- Physicians. Non-compete agreements between a physician and an employer cannot last longer than one (1) year. Unless stated otherwise in the non-compete agreement, this time limitation does not apply to non-solicitation provisions, non-disclosure provisions, non-competes pertaining to the sale of a practice, or non-competes for a physician who is a member, director, shareholder, or owner of a medical practice.
As with all other restrictive provisions, the geographical non-compete area must be reasonably limited to protect the employer’s business interests only. The reasonableness of a geographical limitation is often evaluated simultaneously with the contract’s duration. A 10-mile radius around a motel was deemed reasonable to prevent competition from the company’s former owner. In another lawsuit, the courts found a geographical restriction of 250 miles excessive, as there was no evidence demonstrating that the restriction protected a legitimate business interest.
- Physicians. The maximum geographical restriction for a physician’s non-compete agreement is thirty (30) road miles from their primary place of practice.

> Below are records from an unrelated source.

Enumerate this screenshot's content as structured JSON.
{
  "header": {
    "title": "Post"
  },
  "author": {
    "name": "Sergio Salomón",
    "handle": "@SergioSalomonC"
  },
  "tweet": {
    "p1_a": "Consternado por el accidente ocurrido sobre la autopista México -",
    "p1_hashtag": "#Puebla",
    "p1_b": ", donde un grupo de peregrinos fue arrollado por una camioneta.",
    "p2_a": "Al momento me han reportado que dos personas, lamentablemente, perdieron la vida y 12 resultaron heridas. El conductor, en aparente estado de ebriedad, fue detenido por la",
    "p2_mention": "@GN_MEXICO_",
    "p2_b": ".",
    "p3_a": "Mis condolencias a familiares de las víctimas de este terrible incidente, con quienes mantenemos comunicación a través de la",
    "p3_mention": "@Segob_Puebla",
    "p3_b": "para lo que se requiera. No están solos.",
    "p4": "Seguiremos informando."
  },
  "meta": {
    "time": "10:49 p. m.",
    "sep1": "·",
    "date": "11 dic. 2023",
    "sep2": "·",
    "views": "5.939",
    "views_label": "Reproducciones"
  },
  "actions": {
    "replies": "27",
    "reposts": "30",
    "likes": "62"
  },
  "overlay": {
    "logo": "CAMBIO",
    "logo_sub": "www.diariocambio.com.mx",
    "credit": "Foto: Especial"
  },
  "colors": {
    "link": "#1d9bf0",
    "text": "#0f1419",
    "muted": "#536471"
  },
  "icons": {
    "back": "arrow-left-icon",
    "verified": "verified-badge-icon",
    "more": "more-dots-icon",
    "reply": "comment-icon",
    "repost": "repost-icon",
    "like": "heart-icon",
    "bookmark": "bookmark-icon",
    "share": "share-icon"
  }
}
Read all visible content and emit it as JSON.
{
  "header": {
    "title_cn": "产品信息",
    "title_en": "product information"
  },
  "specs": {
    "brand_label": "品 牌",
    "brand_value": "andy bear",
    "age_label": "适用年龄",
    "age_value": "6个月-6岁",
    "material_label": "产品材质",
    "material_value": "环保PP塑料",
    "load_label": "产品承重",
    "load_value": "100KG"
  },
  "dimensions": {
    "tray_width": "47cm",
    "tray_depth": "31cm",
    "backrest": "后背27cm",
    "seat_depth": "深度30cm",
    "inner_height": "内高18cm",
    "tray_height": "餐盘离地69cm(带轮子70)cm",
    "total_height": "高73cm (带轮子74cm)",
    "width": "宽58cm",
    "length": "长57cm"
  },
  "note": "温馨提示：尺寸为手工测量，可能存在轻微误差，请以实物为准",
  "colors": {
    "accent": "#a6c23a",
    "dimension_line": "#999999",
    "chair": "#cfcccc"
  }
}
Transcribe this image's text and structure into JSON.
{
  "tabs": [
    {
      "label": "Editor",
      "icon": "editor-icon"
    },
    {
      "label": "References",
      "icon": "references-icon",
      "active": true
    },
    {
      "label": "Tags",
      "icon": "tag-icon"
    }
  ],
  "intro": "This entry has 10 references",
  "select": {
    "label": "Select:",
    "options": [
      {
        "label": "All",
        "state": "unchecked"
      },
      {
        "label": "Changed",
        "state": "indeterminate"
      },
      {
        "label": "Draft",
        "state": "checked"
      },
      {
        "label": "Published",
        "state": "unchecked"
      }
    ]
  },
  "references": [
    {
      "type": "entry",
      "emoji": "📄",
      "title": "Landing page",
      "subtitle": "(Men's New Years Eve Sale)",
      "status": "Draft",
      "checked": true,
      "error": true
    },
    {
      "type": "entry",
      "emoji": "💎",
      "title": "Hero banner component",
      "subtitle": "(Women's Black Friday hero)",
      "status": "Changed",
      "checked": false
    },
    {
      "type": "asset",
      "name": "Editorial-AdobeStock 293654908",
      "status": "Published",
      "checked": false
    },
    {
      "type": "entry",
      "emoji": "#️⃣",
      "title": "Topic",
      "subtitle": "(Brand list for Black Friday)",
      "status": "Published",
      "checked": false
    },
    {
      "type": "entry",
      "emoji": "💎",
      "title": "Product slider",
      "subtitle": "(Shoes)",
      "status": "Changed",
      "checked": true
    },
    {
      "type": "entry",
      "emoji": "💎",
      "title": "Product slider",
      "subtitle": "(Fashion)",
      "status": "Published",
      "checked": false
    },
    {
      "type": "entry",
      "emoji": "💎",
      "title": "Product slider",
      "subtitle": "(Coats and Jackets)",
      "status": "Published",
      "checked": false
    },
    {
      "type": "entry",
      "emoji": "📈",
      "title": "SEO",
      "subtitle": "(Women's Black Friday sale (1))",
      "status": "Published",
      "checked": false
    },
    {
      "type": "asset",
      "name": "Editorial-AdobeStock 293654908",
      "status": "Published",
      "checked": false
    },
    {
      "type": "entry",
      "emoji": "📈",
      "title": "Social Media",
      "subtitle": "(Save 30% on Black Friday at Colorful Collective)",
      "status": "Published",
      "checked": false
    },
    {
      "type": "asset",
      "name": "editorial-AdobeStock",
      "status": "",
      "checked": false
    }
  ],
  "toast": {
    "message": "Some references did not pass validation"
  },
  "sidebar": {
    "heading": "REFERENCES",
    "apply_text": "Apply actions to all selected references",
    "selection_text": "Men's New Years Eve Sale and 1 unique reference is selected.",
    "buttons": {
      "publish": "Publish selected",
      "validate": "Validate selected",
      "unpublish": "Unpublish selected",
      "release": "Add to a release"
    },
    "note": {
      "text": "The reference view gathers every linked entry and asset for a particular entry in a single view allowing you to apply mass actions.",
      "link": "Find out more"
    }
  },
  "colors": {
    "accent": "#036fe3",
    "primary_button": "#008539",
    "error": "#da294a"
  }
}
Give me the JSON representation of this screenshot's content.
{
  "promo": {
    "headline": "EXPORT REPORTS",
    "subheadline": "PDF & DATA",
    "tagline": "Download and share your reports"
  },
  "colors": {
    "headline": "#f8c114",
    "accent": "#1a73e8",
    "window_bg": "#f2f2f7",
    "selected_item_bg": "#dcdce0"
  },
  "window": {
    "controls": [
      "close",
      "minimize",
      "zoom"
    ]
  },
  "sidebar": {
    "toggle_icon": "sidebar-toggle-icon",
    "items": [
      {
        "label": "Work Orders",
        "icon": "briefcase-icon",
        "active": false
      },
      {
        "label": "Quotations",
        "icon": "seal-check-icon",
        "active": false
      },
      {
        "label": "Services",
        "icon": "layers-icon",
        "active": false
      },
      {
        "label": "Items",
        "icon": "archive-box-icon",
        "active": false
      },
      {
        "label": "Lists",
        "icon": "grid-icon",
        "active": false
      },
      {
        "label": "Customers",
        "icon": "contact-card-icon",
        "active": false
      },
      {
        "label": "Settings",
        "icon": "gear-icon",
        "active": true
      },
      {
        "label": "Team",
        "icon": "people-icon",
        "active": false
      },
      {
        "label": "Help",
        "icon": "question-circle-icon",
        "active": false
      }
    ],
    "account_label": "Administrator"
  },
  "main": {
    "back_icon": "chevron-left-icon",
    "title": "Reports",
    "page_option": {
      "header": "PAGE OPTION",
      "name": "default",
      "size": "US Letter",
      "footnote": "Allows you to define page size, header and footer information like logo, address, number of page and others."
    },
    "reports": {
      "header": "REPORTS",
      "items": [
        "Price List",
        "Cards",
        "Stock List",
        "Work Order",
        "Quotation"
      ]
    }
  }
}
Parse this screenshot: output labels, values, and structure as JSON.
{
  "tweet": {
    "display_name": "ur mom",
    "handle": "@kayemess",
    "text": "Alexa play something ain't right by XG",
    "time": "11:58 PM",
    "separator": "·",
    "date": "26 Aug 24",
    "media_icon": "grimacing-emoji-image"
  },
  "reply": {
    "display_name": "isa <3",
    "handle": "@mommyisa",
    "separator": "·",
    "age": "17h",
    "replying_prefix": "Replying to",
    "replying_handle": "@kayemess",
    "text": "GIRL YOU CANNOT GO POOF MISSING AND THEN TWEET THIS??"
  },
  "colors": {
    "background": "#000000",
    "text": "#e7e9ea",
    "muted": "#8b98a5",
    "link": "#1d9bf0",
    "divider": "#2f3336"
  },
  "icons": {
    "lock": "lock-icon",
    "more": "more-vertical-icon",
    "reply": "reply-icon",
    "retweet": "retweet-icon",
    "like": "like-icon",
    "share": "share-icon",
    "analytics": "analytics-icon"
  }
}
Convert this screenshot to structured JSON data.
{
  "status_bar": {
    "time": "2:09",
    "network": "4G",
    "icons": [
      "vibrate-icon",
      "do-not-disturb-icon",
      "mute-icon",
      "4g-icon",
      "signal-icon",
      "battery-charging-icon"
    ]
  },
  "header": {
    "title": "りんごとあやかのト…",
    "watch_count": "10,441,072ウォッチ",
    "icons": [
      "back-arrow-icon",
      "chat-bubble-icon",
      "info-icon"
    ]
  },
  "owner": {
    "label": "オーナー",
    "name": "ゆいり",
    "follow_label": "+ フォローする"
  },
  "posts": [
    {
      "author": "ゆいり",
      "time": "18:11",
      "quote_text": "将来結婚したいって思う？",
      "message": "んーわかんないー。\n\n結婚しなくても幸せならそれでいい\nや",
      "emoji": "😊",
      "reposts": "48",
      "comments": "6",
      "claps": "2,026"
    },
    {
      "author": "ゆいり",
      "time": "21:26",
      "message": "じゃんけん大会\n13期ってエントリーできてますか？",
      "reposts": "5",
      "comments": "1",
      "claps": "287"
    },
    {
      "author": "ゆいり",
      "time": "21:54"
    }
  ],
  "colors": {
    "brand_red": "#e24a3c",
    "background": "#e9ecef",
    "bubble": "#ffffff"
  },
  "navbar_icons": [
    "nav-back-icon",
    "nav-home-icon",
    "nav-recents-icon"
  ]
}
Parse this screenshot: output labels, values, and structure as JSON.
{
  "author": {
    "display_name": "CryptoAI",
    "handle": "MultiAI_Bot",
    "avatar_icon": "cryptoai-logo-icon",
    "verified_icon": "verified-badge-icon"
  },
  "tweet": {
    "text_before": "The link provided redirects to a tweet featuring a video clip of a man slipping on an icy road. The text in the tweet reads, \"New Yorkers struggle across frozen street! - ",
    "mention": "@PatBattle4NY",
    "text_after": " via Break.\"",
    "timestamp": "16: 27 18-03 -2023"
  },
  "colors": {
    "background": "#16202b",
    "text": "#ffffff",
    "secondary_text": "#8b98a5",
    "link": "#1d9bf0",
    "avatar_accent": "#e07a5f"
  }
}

However, this restriction is not applicable to non-solicitation agreements, non-disclosure agreements, non-compete agreements made in connection with the sale of a health care practice, or non-compete restrictions imposed on a physician who is an owner, director, member, or shareholder of a health care practice.
The recipient of a non-compete must receive consideration (compensation) for signing in order for the agreement to be enforceable. West Virginia case law indicates that continued at-will employment does not suffice as consideration for a non-compete; the contract must be supported by new consideration. However, the offer of employment is deemed sufficient consideration. Also, an NCA presented at the beginning of an employment term is enforceable if it is accompanied by other contract promises.
- Reddy v. Community Health Foundation of Man, 171 W. Va. 368, 298 S.E.2d 906 (W. Va. 1982)
- Huddleston v. Mariotti, 143 W. Va. 419, 102 S.E.2d 527 (W. Va. 1958)
- Axford v. Price, 134 W. Va. 725, 730-32, 61 S.E.2d 637, 640 (W. Va. 1950)
- § 47-11E-2
- W.Va. R. Prof. Cond. 5.6
- O. Hommel Co. v. Fink, 115 W. Va. 686, 177 S.E. 619, 621 (1934)
- § 47-11E-3
- § 47-11E-4
- Voorhees v. Guyan Mach. Co., 446, 455-56 S.E.2d 672, 677 (W. Va. 1994)
- Environmental Products Co. v. Duncan, 168 W. Va. 349, 350-51, 285 S.E.2d 889 (W. Va. 1981)
- Pancake Realty Co. v. Harber, 137 W. Va. 605, 610-12, 73 S.E.2d 438, 442-43 (W. Va. 1952)
West Virginia Non-Disclosure Agreement – Ensures that an employer’s confidential business information and trade secrets won’t be disclosed by employees without consent.
West Virginia Non-Solicitation Agreement – Employees who sign this document agree not to attempt to recruit their employer’s clients or fellow employees.